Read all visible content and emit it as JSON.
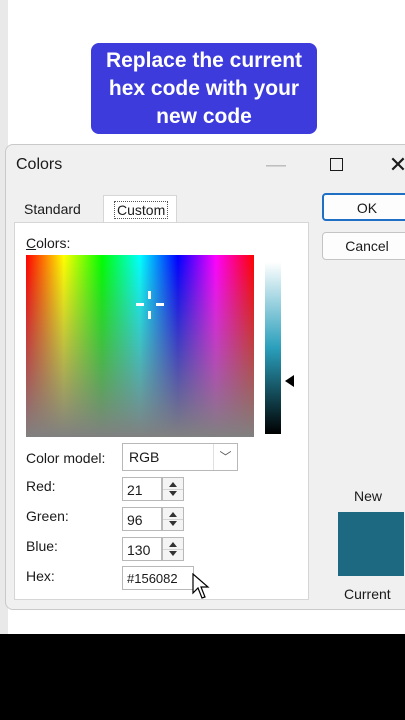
{
  "caption": {
    "line1": "Replace the current",
    "line2": "hex code with your",
    "line3": "new code",
    "background_color": "#3d3bdc"
  },
  "dialog": {
    "title": "Colors",
    "window_controls": [
      "minimize-icon",
      "maximize-icon",
      "close-icon"
    ],
    "tabs": [
      {
        "label": "Standard",
        "selected": false
      },
      {
        "label": "Custom",
        "selected": true
      }
    ],
    "colors_label": "Colors:",
    "color_model": {
      "label": "Color model:",
      "value": "RGB"
    },
    "red": {
      "label": "Red:",
      "value": "21"
    },
    "green": {
      "label": "Green:",
      "value": "96"
    },
    "blue": {
      "label": "Blue:",
      "value": "130"
    },
    "hex": {
      "label": "Hex:",
      "value": "#156082"
    },
    "ok_label": "OK",
    "cancel_label": "Cancel",
    "new_label": "New",
    "current_label": "Current",
    "current_color": "#1e6982",
    "accent_color": "#1f6fc4"
  }
}
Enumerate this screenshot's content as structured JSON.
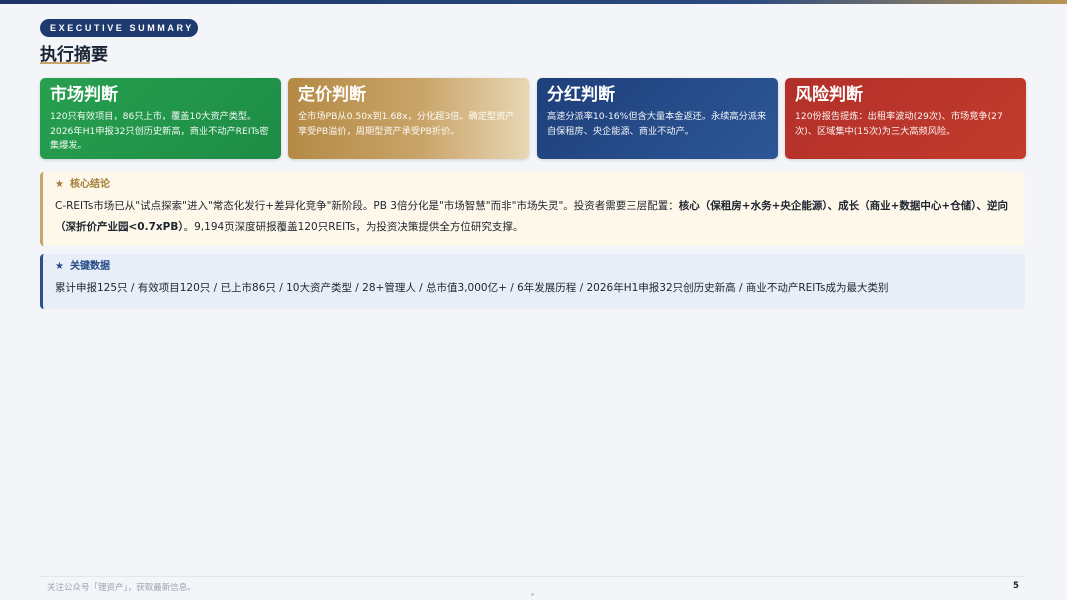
{
  "header": {
    "badge": "EXECUTIVE SUMMARY",
    "title": "执行摘要"
  },
  "cards": [
    {
      "title": "市场判断",
      "body": "120只有效项目，86只上市，覆盖10大资产类型。2026年H1申报32只创历史新高，商业不动产REITs密集爆发。",
      "color": "#27a04f"
    },
    {
      "title": "定价判断",
      "body": "全市场PB从0.50x到1.68x，分化超3倍。确定型资产享受PB溢价，周期型资产承受PB折价。",
      "color": "#b48a45"
    },
    {
      "title": "分红判断",
      "body": "高速分派率10-16%但含大量本金返还。永续高分派来自保租房、央企能源、商业不动产。",
      "color": "#1e3f7a"
    },
    {
      "title": "风险判断",
      "body": "120份报告提炼：出租率波动(29次)、市场竞争(27次)、区域集中(15次)为三大高频风险。",
      "color": "#b3302a"
    }
  ],
  "conclusion": {
    "star": "★",
    "heading": "核心结论",
    "text_1": "C-REITs市场已从\"试点探索\"进入\"常态化发行+差异化竞争\"新阶段。PB 3倍分化是\"市场智慧\"而非\"市场失灵\"。投资者需要三层配置：",
    "bold_1": "核心（保租房+水务+央企能源）、成长（商业+数据中心+仓储）、逆向（深折价产业园<0.7xPB）",
    "text_2": "。9,194页深度研报覆盖120只REITs，为投资决策提供全方位研究支撑。"
  },
  "key_data": {
    "star": "★",
    "heading": "关键数据",
    "text": "累计申报125只 / 有效项目120只 / 已上市86只 / 10大资产类型 / 28+管理人 / 总市值3,000亿+ / 6年发展历程 / 2026年H1申报32只创历史新高 / 商业不动产REITs成为最大类别"
  },
  "footer": {
    "note": "关注公众号「锂资产」，获取最新信息。",
    "page": "5"
  }
}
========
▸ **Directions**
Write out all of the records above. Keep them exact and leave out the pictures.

▸ **Task output**
Read all visible content and emit it as JSON.
{
  "caption": {
    "line1": "Replace the current",
    "line2": "hex code with your",
    "line3": "new code",
    "background_color": "#3d3bdc"
  },
  "dialog": {
    "title": "Colors",
    "window_controls": [
      "minimize-icon",
      "maximize-icon",
      "close-icon"
    ],
    "tabs": [
      {
        "label": "Standard",
        "selected": false
      },
      {
        "label": "Custom",
        "selected": true
      }
    ],
    "colors_label": "Colors:",
    "color_model": {
      "label": "Color model:",
      "value": "RGB"
    },
    "red": {
      "label": "Red:",
      "value": "21"
    },
    "green": {
      "label": "Green:",
      "value": "96"
    },
    "blue": {
      "label": "Blue:",
      "value": "130"
    },
    "hex": {
      "label": "Hex:",
      "value": "#156082"
    },
    "ok_label": "OK",
    "cancel_label": "Cancel",
    "new_label": "New",
    "current_label": "Current",
    "current_color": "#1e6982",
    "accent_color": "#1f6fc4"
  }
}
Enumerate this screenshot's content as structured JSON.
{
  "header": {
    "badge": "EXECUTIVE SUMMARY",
    "title": "执行摘要"
  },
  "cards": [
    {
      "title": "市场判断",
      "body": "120只有效项目，86只上市，覆盖10大资产类型。2026年H1申报32只创历史新高，商业不动产REITs密集爆发。",
      "color": "#27a04f"
    },
    {
      "title": "定价判断",
      "body": "全市场PB从0.50x到1.68x，分化超3倍。确定型资产享受PB溢价，周期型资产承受PB折价。",
      "color": "#b48a45"
    },
    {
      "title": "分红判断",
      "body": "高速分派率10-16%但含大量本金返还。永续高分派来自保租房、央企能源、商业不动产。",
      "color": "#1e3f7a"
    },
    {
      "title": "风险判断",
      "body": "120份报告提炼：出租率波动(29次)、市场竞争(27次)、区域集中(15次)为三大高频风险。",
      "color": "#b3302a"
    }
  ],
  "conclusion": {
    "star": "★",
    "heading": "核心结论",
    "text_1": "C-REITs市场已从\"试点探索\"进入\"常态化发行+差异化竞争\"新阶段。PB 3倍分化是\"市场智慧\"而非\"市场失灵\"。投资者需要三层配置：",
    "bold_1": "核心（保租房+水务+央企能源）、成长（商业+数据中心+仓储）、逆向（深折价产业园<0.7xPB）",
    "text_2": "。9,194页深度研报覆盖120只REITs，为投资决策提供全方位研究支撑。"
  },
  "key_data": {
    "star": "★",
    "heading": "关键数据",
    "text": "累计申报125只 / 有效项目120只 / 已上市86只 / 10大资产类型 / 28+管理人 / 总市值3,000亿+ / 6年发展历程 / 2026年H1申报32只创历史新高 / 商业不动产REITs成为最大类别"
  },
  "footer": {
    "note": "关注公众号「锂资产」，获取最新信息。",
    "page": "5"
  }
}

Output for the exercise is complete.